- How did you get into teaching?
It all started when I decided to move to Budapest, Hungary, in 2009 without much thought about what I really wanted to do, so I thought I would try my hand at teaching English until I found a “proper” job. Through teaching a variety of courses in my first couple of years, from middle managers to infants, I realised that I really enjoyed the interpersonal nature of the job and that teaching also enabled me to learn a great deal about different industries and how language works in the way it does.
- Who did you teach in Hungary and how does the teaching environment compare between here in there?
When I first arrived in Budapest, I worked at the language school Katedra Nyelviskola as a freelance trainer mainly teaching one-to-one Business English to middle managers in mid-sized companies. Rather than the usual once a week we have here in Berlin, I would see my students/clients twice a week. There was more emphasis on following coursebooks there than in Berlin. There are also obvious differences in the manner that Hungarians use English in comparision to German users, for example, the word order they use and pronunciation differences. Later on, I started teaching children which was really enjoyable and a nice change from teaching adults.
- What’s your main focus when it comes to teaching?
My focus is on facilitating learning rather than teaching when it comes to language acquisition. Through careful and structured planning, I believe that the teacher should ‘step back’ a little more in the classroom/learning environment, giving the students the reins and promoting learner autonomy in order to discover and process the language deeper through meaningful usage and exploration.
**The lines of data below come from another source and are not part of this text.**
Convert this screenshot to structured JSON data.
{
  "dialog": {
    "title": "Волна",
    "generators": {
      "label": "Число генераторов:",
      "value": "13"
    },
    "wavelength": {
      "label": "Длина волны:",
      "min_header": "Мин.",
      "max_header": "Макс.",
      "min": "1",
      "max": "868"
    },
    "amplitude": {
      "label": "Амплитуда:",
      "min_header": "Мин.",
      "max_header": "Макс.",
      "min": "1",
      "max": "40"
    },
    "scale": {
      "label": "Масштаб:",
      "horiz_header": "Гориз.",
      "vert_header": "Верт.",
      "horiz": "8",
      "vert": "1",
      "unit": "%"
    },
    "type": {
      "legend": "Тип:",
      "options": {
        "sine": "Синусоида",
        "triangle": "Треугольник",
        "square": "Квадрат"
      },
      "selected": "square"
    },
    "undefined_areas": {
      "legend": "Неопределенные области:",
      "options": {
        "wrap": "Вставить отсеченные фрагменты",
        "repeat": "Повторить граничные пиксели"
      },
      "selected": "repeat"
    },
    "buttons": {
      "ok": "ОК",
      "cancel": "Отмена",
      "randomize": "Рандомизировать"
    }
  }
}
- What did you learn from your time in academic management?
I worked as ADoS for Meridian School of English Portsmouth and Plymouth simultaneously, one in-house and the other remotely, organising teachers, students, and courses. Planning and running a series of different courses at each location, discussing timetabling of trainers, and designating tasks to people of trust was only really achieved, in my opinion, with the value of clear and concise communication, patience and listening to people, and having the right team.
- Can you tell us more about the 2-week teacher training course you did in the Philippines?
In brief, in 2016, a small team of three teacher trainers, including myself, were asked to go over and conduct a teacher training course in a small school made from upcycled shipping containers in the ‘Smoky Mountain’ shanty/slum area in Manila, and again in 2017. I could really write pages on my experience there, but I can honestly say it was a life changing experience. The people there are just incredible, from all walks of life, from the top to the ‘bottom’ let’s say. The teachers we were training and the accompanying staff of the school were just amazing and have the biggest hearts.
In terms of the training, firstly, we set up a series of teacher observations to note down pedagogical areas that could be addressed and then produced a training plan with workshops and ‘round table’ discussions every day in order for the teachers to gain extra skills to add to their teaching arsenal and improve their general pedagogical competence.
- What did you learn from your experience teaching in such a different environment (in the Philippines)?
There certainly was a difference in conducting teacher training with a small number of your peers that you know very well to training a group of 20-odd people who have only just met in an unfamiliar country, while mostly jetlagged (for the first few days at least!). I learned that although a lot of teaching techniques / activities / ideas can be transposed into other contexts, not everything can, and not everything is relevant across the board. Ideas that the training team initially had in the meetings before our trip and when we observed the trainers were soon dropped in favour of other ideas which were more appropriate to the teachers we were training.
- Do you have a favourite topic to teach (pronunciation, debate, EAP….)?
It’s early days at the moment as I’m only in my second semester at the University of Potsdam, but I think so far the most interesting subject has been pronunciation because it makes me delve back into the areas I touched upon in my degree, especially in areas of phonology and general linguistics. However, I’m really enjoying teaching debate this semester: the students in the class are very bright and switched on and have very interesting points of view.
- What was your main focus in your MA?
During my MA, I consciously tried to delve into as many areas as I could, however, I did have a particular interest in task-based learning, or more specifically, blended task-based learning approaches with a particular focus on teaching English for business purposes. My dissertation focussed on the repetition part of the task cycle and tested whether repeating a task a second time in a given timeframe would improve grammatical complexity, accuracy, and/or fluency (CAF).
- How did doing an MA in applied linguistics support your teaching?
Doing the MA provided me with the pedagogical knowledge and contextual background that underpins the current approaches we take when teaching English, or any language to some extent. It has also enabled me to be able to really assess and evaluate what I do when planning activities, lessons, and courses/curriculum so I am more aware of what needs to be included to ensure the students get the most out of their language courses that they possibly can.
- Who would you like to nominate as Eltabber of the month and what question would you like to ask them?
I would like to nominate Stephanie Anderson and ask her what motivated her to take on the role of blog editor for Eltabb?
Edited by Mandy Welfare